DATA FOR ANALYSIS Start Marker

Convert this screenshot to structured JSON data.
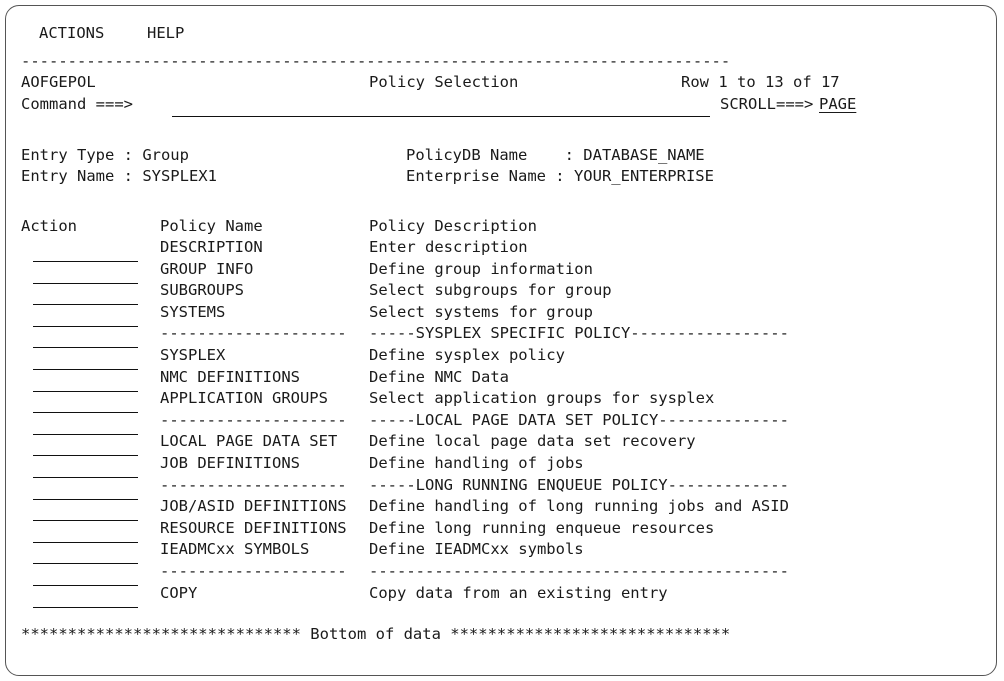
{
  "menu": [
    "ACTIONS",
    "HELP"
  ],
  "separator": "----------------------------------------------------------------------------",
  "panel_id": "AOFGEPOL",
  "title": "Policy Selection",
  "row_info": "Row 1 to 13 of 17",
  "command_label": "Command ===>",
  "command_value": "",
  "scroll_label": "SCROLL===>",
  "scroll_value": "PAGE",
  "entry_type_label": "Entry Type : Group",
  "entry_name_label": "Entry Name : SYSPLEX1",
  "policydb_label": "PolicyDB Name    : DATABASE_NAME",
  "enterprise_label": "Enterprise Name : YOUR_ENTERPRISE",
  "headers": {
    "action": "Action",
    "name": "Policy Name",
    "desc": "Policy Description"
  },
  "rows": [
    {
      "name": "DESCRIPTION",
      "desc": "Enter description"
    },
    {
      "name": "GROUP INFO",
      "desc": "Define group information"
    },
    {
      "name": "SUBGROUPS",
      "desc": "Select subgroups for group"
    },
    {
      "name": "SYSTEMS",
      "desc": "Select systems for group"
    },
    {
      "name": "--------------------",
      "desc": "-----SYSPLEX SPECIFIC POLICY-----------------"
    },
    {
      "name": "SYSPLEX",
      "desc": "Define sysplex policy"
    },
    {
      "name": "NMC DEFINITIONS",
      "desc": "Define NMC Data"
    },
    {
      "name": "APPLICATION GROUPS",
      "desc": "Select application groups for sysplex"
    },
    {
      "name": "--------------------",
      "desc": "-----LOCAL PAGE DATA SET POLICY--------------"
    },
    {
      "name": "LOCAL PAGE DATA SET",
      "desc": "Define local page data set recovery"
    },
    {
      "name": "JOB DEFINITIONS",
      "desc": "Define handling of jobs"
    },
    {
      "name": "--------------------",
      "desc": "-----LONG RUNNING ENQUEUE POLICY-------------"
    },
    {
      "name": "JOB/ASID DEFINITIONS",
      "desc": "Define handling of long running jobs and ASID"
    },
    {
      "name": "RESOURCE DEFINITIONS",
      "desc": "Define long running enqueue resources"
    },
    {
      "name": "IEADMCxx SYMBOLS",
      "desc": "Define IEADMCxx symbols"
    },
    {
      "name": "--------------------",
      "desc": "---------------------------------------------"
    },
    {
      "name": "COPY",
      "desc": "Copy data from an existing entry"
    }
  ],
  "bottom": "****************************** Bottom of data ******************************"
}
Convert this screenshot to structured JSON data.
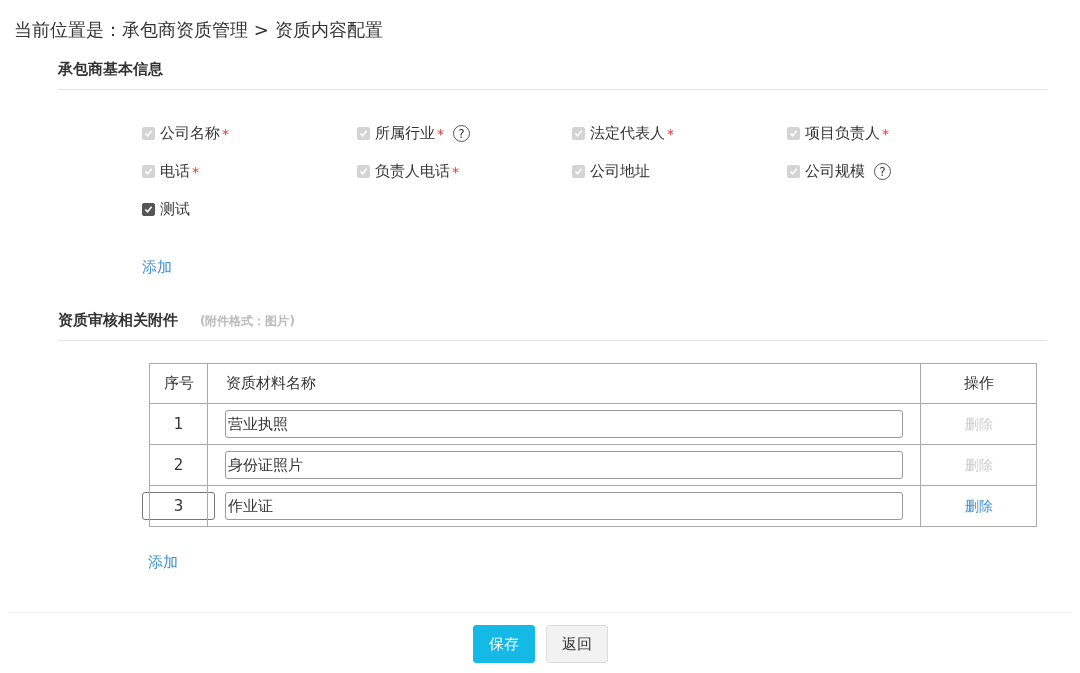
{
  "breadcrumb": "当前位置是：承包商资质管理 > 资质内容配置",
  "basic_info": {
    "title": "承包商基本信息",
    "fields": [
      {
        "label": "公司名称",
        "checked": true,
        "disabled": true,
        "required": true,
        "help": false
      },
      {
        "label": "所属行业",
        "checked": true,
        "disabled": true,
        "required": true,
        "help": true
      },
      {
        "label": "法定代表人",
        "checked": true,
        "disabled": true,
        "required": true,
        "help": false
      },
      {
        "label": "项目负责人",
        "checked": true,
        "disabled": true,
        "required": true,
        "help": false
      },
      {
        "label": "电话",
        "checked": true,
        "disabled": true,
        "required": true,
        "help": false
      },
      {
        "label": "负责人电话",
        "checked": true,
        "disabled": true,
        "required": true,
        "help": false
      },
      {
        "label": "公司地址",
        "checked": true,
        "disabled": true,
        "required": false,
        "help": false
      },
      {
        "label": "公司规模",
        "checked": true,
        "disabled": true,
        "required": false,
        "help": true
      },
      {
        "label": "测试",
        "checked": true,
        "disabled": false,
        "required": false,
        "help": false
      }
    ],
    "required_mark": "*",
    "help_mark": "?",
    "add_link": "添加"
  },
  "attachments": {
    "title": "资质审核相关附件",
    "note": "(附件格式：图片)",
    "columns": [
      "序号",
      "资质材料名称",
      "操作"
    ],
    "rows": [
      {
        "index": "1",
        "name": "营业执照",
        "action": "删除",
        "action_disabled": true,
        "focused": false
      },
      {
        "index": "2",
        "name": "身份证照片",
        "action": "删除",
        "action_disabled": true,
        "focused": false
      },
      {
        "index": "3",
        "name": "作业证",
        "action": "删除",
        "action_disabled": false,
        "focused": true
      }
    ],
    "add_link": "添加"
  },
  "buttons": [
    {
      "label": "保存",
      "kind": "primary"
    },
    {
      "label": "返回",
      "kind": "secondary"
    }
  ]
}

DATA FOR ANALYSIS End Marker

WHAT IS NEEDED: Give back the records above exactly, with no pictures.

WRITTEN RESPONSE:
Convert this screenshot to structured JSON data.
{
  "menu": [
    "ACTIONS",
    "HELP"
  ],
  "separator": "----------------------------------------------------------------------------",
  "panel_id": "AOFGEPOL",
  "title": "Policy Selection",
  "row_info": "Row 1 to 13 of 17",
  "command_label": "Command ===>",
  "command_value": "",
  "scroll_label": "SCROLL===>",
  "scroll_value": "PAGE",
  "entry_type_label": "Entry Type : Group",
  "entry_name_label": "Entry Name : SYSPLEX1",
  "policydb_label": "PolicyDB Name    : DATABASE_NAME",
  "enterprise_label": "Enterprise Name : YOUR_ENTERPRISE",
  "headers": {
    "action": "Action",
    "name": "Policy Name",
    "desc": "Policy Description"
  },
  "rows": [
    {
      "name": "DESCRIPTION",
      "desc": "Enter description"
    },
    {
      "name": "GROUP INFO",
      "desc": "Define group information"
    },
    {
      "name": "SUBGROUPS",
      "desc": "Select subgroups for group"
    },
    {
      "name": "SYSTEMS",
      "desc": "Select systems for group"
    },
    {
      "name": "--------------------",
      "desc": "-----SYSPLEX SPECIFIC POLICY-----------------"
    },
    {
      "name": "SYSPLEX",
      "desc": "Define sysplex policy"
    },
    {
      "name": "NMC DEFINITIONS",
      "desc": "Define NMC Data"
    },
    {
      "name": "APPLICATION GROUPS",
      "desc": "Select application groups for sysplex"
    },
    {
      "name": "--------------------",
      "desc": "-----LOCAL PAGE DATA SET POLICY--------------"
    },
    {
      "name": "LOCAL PAGE DATA SET",
      "desc": "Define local page data set recovery"
    },
    {
      "name": "JOB DEFINITIONS",
      "desc": "Define handling of jobs"
    },
    {
      "name": "--------------------",
      "desc": "-----LONG RUNNING ENQUEUE POLICY-------------"
    },
    {
      "name": "JOB/ASID DEFINITIONS",
      "desc": "Define handling of long running jobs and ASID"
    },
    {
      "name": "RESOURCE DEFINITIONS",
      "desc": "Define long running enqueue resources"
    },
    {
      "name": "IEADMCxx SYMBOLS",
      "desc": "Define IEADMCxx symbols"
    },
    {
      "name": "--------------------",
      "desc": "---------------------------------------------"
    },
    {
      "name": "COPY",
      "desc": "Copy data from an existing entry"
    }
  ],
  "bottom": "****************************** Bottom of data ******************************"
}
Convert this screenshot to structured JSON data.
{
  "breadcrumb": "当前位置是：承包商资质管理 > 资质内容配置",
  "basic_info": {
    "title": "承包商基本信息",
    "fields": [
      {
        "label": "公司名称",
        "checked": true,
        "disabled": true,
        "required": true,
        "help": false
      },
      {
        "label": "所属行业",
        "checked": true,
        "disabled": true,
        "required": true,
        "help": true
      },
      {
        "label": "法定代表人",
        "checked": true,
        "disabled": true,
        "required": true,
        "help": false
      },
      {
        "label": "项目负责人",
        "checked": true,
        "disabled": true,
        "required": true,
        "help": false
      },
      {
        "label": "电话",
        "checked": true,
        "disabled": true,
        "required": true,
        "help": false
      },
      {
        "label": "负责人电话",
        "checked": true,
        "disabled": true,
        "required": true,
        "help": false
      },
      {
        "label": "公司地址",
        "checked": true,
        "disabled": true,
        "required": false,
        "help": false
      },
      {
        "label": "公司规模",
        "checked": true,
        "disabled": true,
        "required": false,
        "help": true
      },
      {
        "label": "测试",
        "checked": true,
        "disabled": false,
        "required": false,
        "help": false
      }
    ],
    "required_mark": "*",
    "help_mark": "?",
    "add_link": "添加"
  },
  "attachments": {
    "title": "资质审核相关附件",
    "note": "(附件格式：图片)",
    "columns": [
      "序号",
      "资质材料名称",
      "操作"
    ],
    "rows": [
      {
        "index": "1",
        "name": "营业执照",
        "action": "删除",
        "action_disabled": true,
        "focused": false
      },
      {
        "index": "2",
        "name": "身份证照片",
        "action": "删除",
        "action_disabled": true,
        "focused": false
      },
      {
        "index": "3",
        "name": "作业证",
        "action": "删除",
        "action_disabled": false,
        "focused": true
      }
    ],
    "add_link": "添加"
  },
  "buttons": [
    {
      "label": "保存",
      "kind": "primary"
    },
    {
      "label": "返回",
      "kind": "secondary"
    }
  ]
}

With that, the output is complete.